The new document will be issued to those renewing or applying for a passport from October 2019.
Mrs May said on Twitter: "The UK passport is an expression of our independence and sovereignty - symbolising our citizenship of a proud, great nation. That's why we have announced that the iconic #bluepassport will return after we leave the European Union in 2019."
The news - revealed by The Sun newspaper on Friday - was also welcomed by UKIP, whose Welsh MEP Nathan Gill said it was a "stunning Brexit victory" for the newspaper and for his former party leader Nigel Farage.
He said Mr Farage had "spent the entire Referendum Campaign brandishing his beaten up EU passport demanding a British one".
Monmouth Conservative MP David Davies said it was "great ... fantastic news".
"I'm absolutely delighted with the return of the blue passports," he told BBC Wales.
"It harks back to a time when Britain was independent of the EU - I think it's a harbinger of good times to come."
However, Welsh Labour and Plaid Cymru politicians questioned the UK government's priorities in light of fears that Brexit could affect people's freedom of movement.
Gower Labour MP Tonia Antoniazzi tweeted: "Another huge waste of the UK's money on things we really don't need - that's Tory Austerity for you".
Labour AM and Welsh Government minister Rebecca Evans replied to her colleague, saying: "Lush. We can stroke and admire them for endless hours in those lovely long passport control queues."
Welsh Labour's Counsel General Jeremy Miles also made light of the situation, saying: "Pity those poor EU passengers burdened with their burgundy passports, as they speed past us in the border control queue."
Plaid Cymru AM Simon Thomas commented: "I'm 54 next week but have only had a EU passport. What the hell is this nostalgic dross."
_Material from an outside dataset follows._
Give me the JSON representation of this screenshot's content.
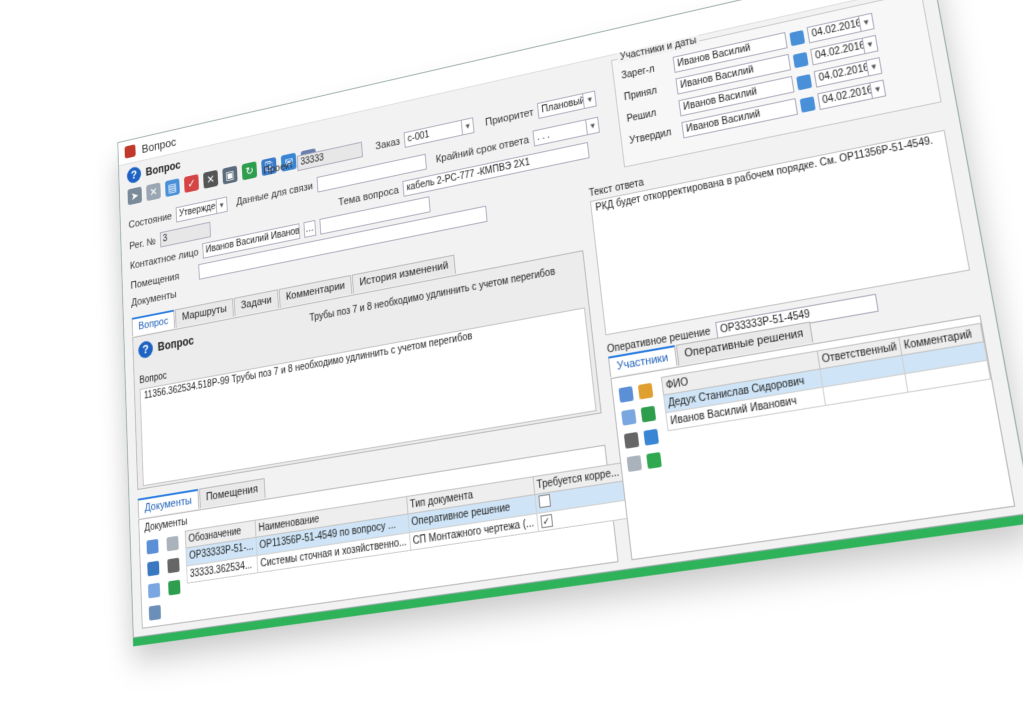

Welsh Labour AM Lee Waters said: "Few under 40 remember blue passport. This move symbolises the nostalgia driven agenda of drivel from the #Brexit campaign."
His party colleague, local government minister Alun Davies, claimed the passport would be made in Germany - "the real reflection of the Brexit fraud".
Another Plaid Cymru AM, Rhun ap Iorwerth, pushed the debate further, saying he wanted to have a Welsh passport.
"My national identity is Welsh - whether that UK passport is purple or blue makes not a bit of difference to me," he told the Dot Davies programme on BBC Radio Wales.
"What's important to me is what kind of future we can offer the people of Wales - our young people who are facing an uncertain future this Christmas.
"People talking about blue passports doesn't give them jobs, doesn't put food on the table."